Exactly what is written in the records below should be returned, minus the images.

TASK INPUT below:

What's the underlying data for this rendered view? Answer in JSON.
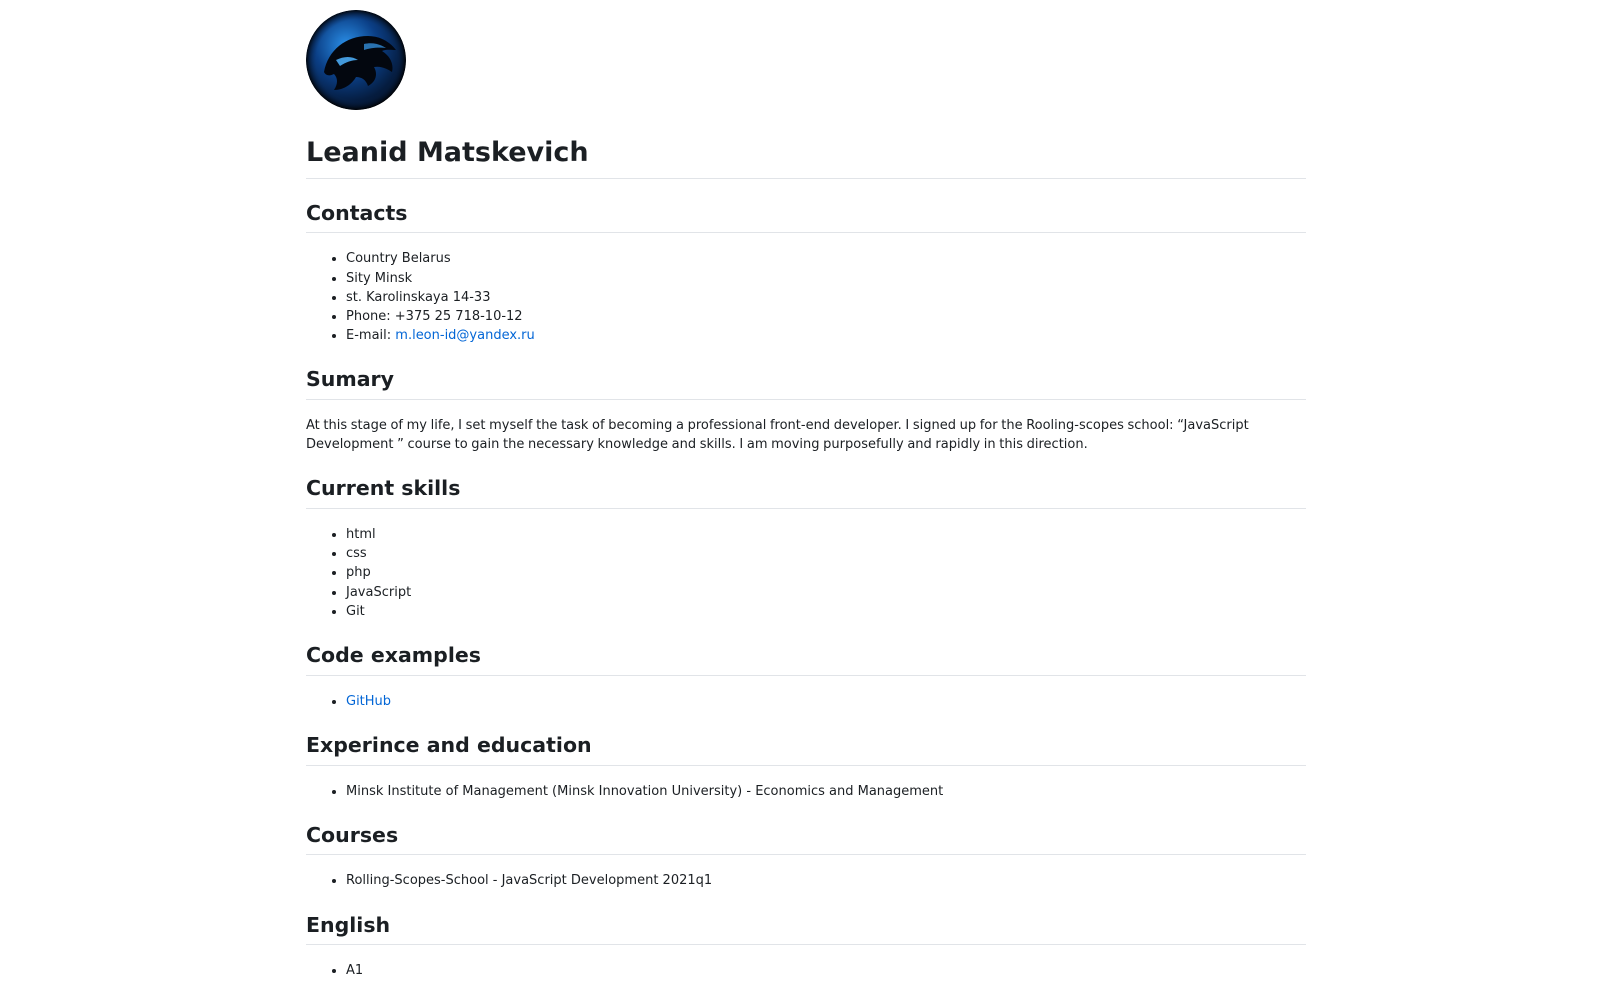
{
  "profile": {
    "name": "Leanid Matskevich"
  },
  "contacts": {
    "heading": "Contacts",
    "country": "Country Belarus",
    "city": "Sity Minsk",
    "street": "st. Karolinskaya 14-33",
    "phone": "Phone: +375 25 718-10-12",
    "email_label": "E-mail: ",
    "email_link": "m.leon-id@yandex.ru"
  },
  "summary": {
    "heading": "Sumary",
    "text": "At this stage of my life, I set myself the task of becoming a professional front-end developer. I signed up for the Rooling-scopes school: “JavaScript Development ” course to gain the necessary knowledge and skills. I am moving purposefully and rapidly in this direction."
  },
  "skills": {
    "heading": "Current skills",
    "items": [
      "html",
      "css",
      "php",
      "JavaScript",
      "Git"
    ]
  },
  "code": {
    "heading": "Code examples",
    "link": "GitHub"
  },
  "experience": {
    "heading": "Experince and education",
    "items": [
      "Minsk Institute of Management (Minsk Innovation University) - Economics and Management"
    ]
  },
  "courses": {
    "heading": "Courses",
    "items": [
      "Rolling-Scopes-School - JavaScript Development 2021q1"
    ]
  },
  "english": {
    "heading": "English",
    "items": [
      "A1"
    ]
  },
  "colors": {
    "link": "#0366d6",
    "divider": "#e1e4e8",
    "text": "#1b1f23"
  }
}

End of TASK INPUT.

SOLUTION TO THIS PROBLEM:
What's the underlying data for this rendered view? Answer in JSON.
{
  "profile": {
    "name": "Leanid Matskevich"
  },
  "contacts": {
    "heading": "Contacts",
    "country": "Country Belarus",
    "city": "Sity Minsk",
    "street": "st. Karolinskaya 14-33",
    "phone": "Phone: +375 25 718-10-12",
    "email_label": "E-mail: ",
    "email_link": "m.leon-id@yandex.ru"
  },
  "summary": {
    "heading": "Sumary",
    "text": "At this stage of my life, I set myself the task of becoming a professional front-end developer. I signed up for the Rooling-scopes school: “JavaScript Development ” course to gain the necessary knowledge and skills. I am moving purposefully and rapidly in this direction."
  },
  "skills": {
    "heading": "Current skills",
    "items": [
      "html",
      "css",
      "php",
      "JavaScript",
      "Git"
    ]
  },
  "code": {
    "heading": "Code examples",
    "link": "GitHub"
  },
  "experience": {
    "heading": "Experince and education",
    "items": [
      "Minsk Institute of Management (Minsk Innovation University) - Economics and Management"
    ]
  },
  "courses": {
    "heading": "Courses",
    "items": [
      "Rolling-Scopes-School - JavaScript Development 2021q1"
    ]
  },
  "english": {
    "heading": "English",
    "items": [
      "A1"
    ]
  },
  "colors": {
    "link": "#0366d6",
    "divider": "#e1e4e8",
    "text": "#1b1f23"
  }
}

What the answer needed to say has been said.